How to get more followers on Pinterest

How do I get more followers on Pinterest?

I can’t tell you how often I get asked this question or see this question posted in Facebook groups.

In the world of Social Media and online marketing, most of us feel that the more followers we have, the better. Right?

And when it comes to platforms like Instagram, followers DO matter. Especially for those wanting to make a career out of being an influencer. The more followers you have, the higher your chance to work with brands who are willing to pay you to post about their products.

With every social platform, the more engagement you get, the more you grow and expand your reach to an audience interested in the content you have to share.

This post is going to be a little bit longer than my normal posts, but I PROMISE it’s worth the read…


But do your followers matter when it comes to Pinterest?

Let me first tell you about how Pinterest worked back in the day when it was first launched.

In January of 2010, Pinterest launched its visual discovery tool to the public.

And while the growth in the first year was slower than they would have wanted (10,000 users in the first nine months), Pinterest soon became the #1 place to find ideas on crafting, recipes, travel, parenting, and much more.

On Pinterest’s 2nd anniversary, they had made Time Magazine’s lists of best websites. From then on out, the platform grew at a substantial rate.

The main focus was for users to share ideas and inspiration for various interests and projects.

And when you followed someone, the second they pinned a pin, you would also see that pin in your home feed. Whether or not you were actively engaging with their content.

Times change

In 2012, just two years after its official launch, Pinterest announced they were allowing companies to set up business accounts. This way, they could use Pinterest as a way to market their product or service visually to a rapidly growing audience.

This was when a shift happened in how content was displayed to users. You no longer started to see content in your home feed the second someone you followed posted it.
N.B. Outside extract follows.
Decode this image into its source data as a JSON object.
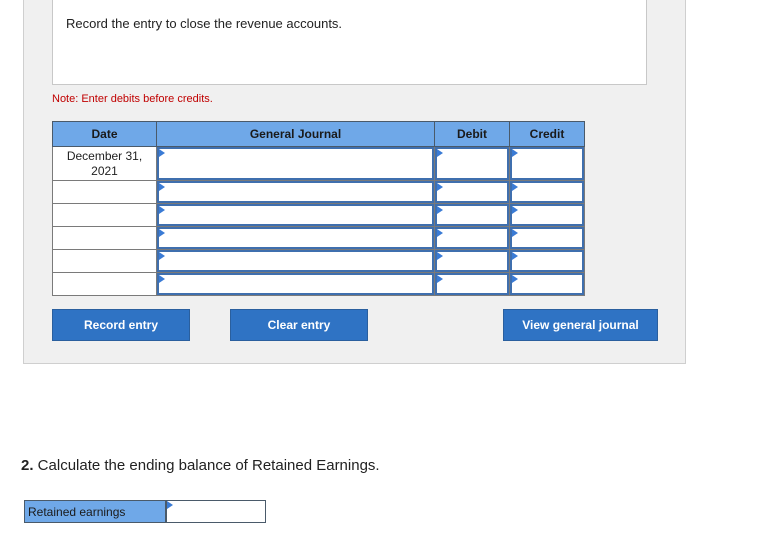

And as the years have come and gone and Pinterest has evolved, it’s even harder to see content from people you follow in your home feed unless you are actively engaging with it.
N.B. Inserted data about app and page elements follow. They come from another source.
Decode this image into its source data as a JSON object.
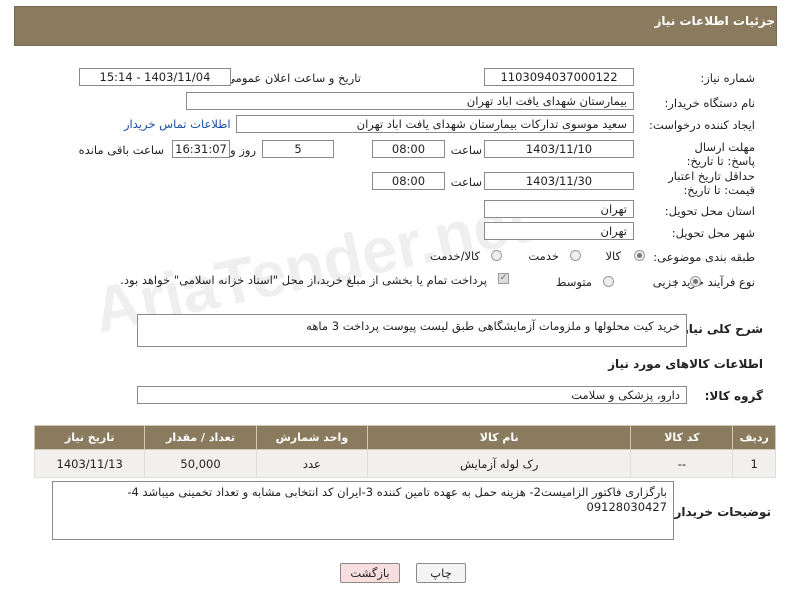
{
  "header": {
    "title": "جزئیات اطلاعات نیاز"
  },
  "fields": {
    "need_number_label": "شماره نیاز:",
    "need_number": "1103094037000122",
    "announce_label": "تاریخ و ساعت اعلان عمومی:",
    "announce_value": "1403/11/04 - 15:14",
    "buyer_org_label": "نام دستگاه خریدار:",
    "buyer_org": "بیمارستان شهدای یافت اباد تهران",
    "requester_label": "ایجاد کننده درخواست:",
    "requester": "سعید موسوی تدارکات بیمارستان شهدای یافت اباد تهران",
    "contact_link": "اطلاعات تماس خریدار",
    "deadline_label": "مهلت ارسال پاسخ: تا تاریخ:",
    "deadline_date": "1403/11/10",
    "time_label": "ساعت",
    "deadline_time": "08:00",
    "days_value": "5",
    "days_label": "روز و",
    "remaining_time": "16:31:07",
    "remaining_label": "ساعت باقی مانده",
    "validity_label": "حداقل تاریخ اعتبار قیمت: تا تاریخ:",
    "validity_date": "1403/11/30",
    "validity_time": "08:00",
    "province_label": "استان محل تحویل:",
    "province": "تهران",
    "city_label": "شهر محل تحویل:",
    "city": "تهران",
    "category_label": "طبقه بندی موضوعی:",
    "category_options": [
      "کالا",
      "خدمت",
      "کالا/خدمت"
    ],
    "process_label": "نوع فرآیند خرید :",
    "process_options": [
      "جزیی",
      "متوسط"
    ],
    "payment_note": "پرداخت تمام یا بخشی از مبلغ خرید،از محل \"اسناد خزانه اسلامی\" خواهد بود."
  },
  "description": {
    "label": "شرح کلی نیاز:",
    "text": "خرید  کیت  محلولها و ملزومات آزمایشگاهی طبق لیست پیوست پرداخت 3 ماهه"
  },
  "goods": {
    "section_title": "اطلاعات کالاهای مورد نیاز",
    "group_label": "گروه کالا:",
    "group_value": "دارو، پزشکی و سلامت",
    "columns": [
      "ردیف",
      "کد کالا",
      "نام کالا",
      "واحد شمارش",
      "تعداد / مقدار",
      "تاریخ نیاز"
    ],
    "rows": [
      [
        "1",
        "--",
        "رک لوله آزمایش",
        "عدد",
        "50,000",
        "1403/11/13"
      ]
    ]
  },
  "buyer_notes": {
    "label": "توضیحات خریدار:",
    "text": "بارگزاری فاکتور الزامیست2- هزینه حمل به عهده تامین کننده 3-ایران کد انتخابی مشابه و تعداد تخمینی میباشد 4-09128030427"
  },
  "buttons": {
    "print": "چاپ",
    "back": "بازگشت"
  },
  "watermark": "AriaTender.net",
  "colors": {
    "header_bg": "#8b7b5e",
    "link": "#1a4fa0",
    "back_button_bg": "#f8dede"
  }
}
Because of this, having a following of 100K isn’t as impressive as it used to be. Yes, more people have clicked that follow button and come to your account to look at your content, but if they aren’t repinning, liking or clicking on your content on a daily/weekly basis, your pins won’t automatically display in their home feed like they used to.

While with the mobile app, you can see which users you follow have created new ideas or video pins at the top, it doesn’t always mean you will see their pins in your home feed.
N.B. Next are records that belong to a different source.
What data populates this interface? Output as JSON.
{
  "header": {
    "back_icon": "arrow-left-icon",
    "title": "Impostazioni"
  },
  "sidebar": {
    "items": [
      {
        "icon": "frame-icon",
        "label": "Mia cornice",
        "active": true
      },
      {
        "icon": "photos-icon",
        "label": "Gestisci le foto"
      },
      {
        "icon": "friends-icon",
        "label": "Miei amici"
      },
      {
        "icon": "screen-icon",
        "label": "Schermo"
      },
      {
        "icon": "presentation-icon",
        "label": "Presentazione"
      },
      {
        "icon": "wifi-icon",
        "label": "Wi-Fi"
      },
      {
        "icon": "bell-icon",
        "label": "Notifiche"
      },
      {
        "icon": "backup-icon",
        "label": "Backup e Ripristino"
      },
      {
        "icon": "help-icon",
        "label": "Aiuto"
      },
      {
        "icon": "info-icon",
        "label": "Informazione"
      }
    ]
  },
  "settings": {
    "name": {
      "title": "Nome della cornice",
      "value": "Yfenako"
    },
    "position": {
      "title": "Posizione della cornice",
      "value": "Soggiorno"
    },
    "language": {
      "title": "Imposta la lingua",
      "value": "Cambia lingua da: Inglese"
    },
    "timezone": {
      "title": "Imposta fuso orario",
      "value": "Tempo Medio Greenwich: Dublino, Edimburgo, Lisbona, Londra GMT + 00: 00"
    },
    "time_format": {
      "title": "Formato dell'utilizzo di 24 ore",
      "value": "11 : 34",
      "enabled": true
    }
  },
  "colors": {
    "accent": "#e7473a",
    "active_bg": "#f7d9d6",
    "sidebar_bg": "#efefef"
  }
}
You want to grow your following organically, and this is how you do it.

First and foremost, for the love of all things holy, STOP participating in follow threads in Facebook groups.

Here is why these can hurt you. Have you ever heard of a “Confidence Score” on Pinterest? If you have a business account, Pinterest has already given you one.

Many things come into play when it comes to your confidence score; the #1 thing is that your account is set up and optimized with proper keywords from your profile all the way down to your pins and the boards you are pinning them to.

If you are not using proper Pinterest SEO, your score is already low. And if you are pinning with outdated practices, your score is even lower.

Pinterest also takes into consideration WHO is following you and if they are engaging with your content or not. And if they are, they pay attention to where these followers are pinning your content.

If you gain a follower in a FB group who is just following you to follow you (per the rules of the FB thread), and they are then pinning one of your pins to a non-relevant, non-SEO optimized board, this is going to hurt your confidence score even more.

And let me tell you, it can be HARD to build your confidence score back up after it has tanked.

And no, there isn’t anywhere on the platform showing you your confidence score. So if your pins are getting a low reach, that can be your #1 sign.

Now I want to note NEW accounts take time to grow and rank, so it’s normal to have a lower reach initially because your account hasn’t been active long enough for the algorithm to pick up on it. However, if you have been active on the platform and your reach is still very low, that probably means your confidence score is too, due to improper SEO and pinning.

Growing followers organically is the BEST way to grow them. This way, someone follows you because of a pin you pinned that they liked. A pin they liked enough to want to follow you. Because this user cares about the content you pin, the chance of them pinning it to a board that it is relevant with is TEN TIMES HIGHER.

Thus, helping your confidence score grow.

The top 3 tips to grow your following:

  • The number one most critical thing is to make sure your entire Pinterest account is optimized for proper Pinterest SEO.
  • Next, you want to ensure you are pinning within the current best practices guidelines.
  • Lastly, stay consistent. If you are implementing the first two tips and pinning fresh, new relevant images daily, your following will grow! But, most importantly, it will grow with users who are genuinely interested in the content you are creating. And they will engage with it, which will help increase your confidence score and expand your reach.


If you want to learn more about SEO, current best practices and pinning strategies, click HERE! 

As always, happy pinning!

xo Megan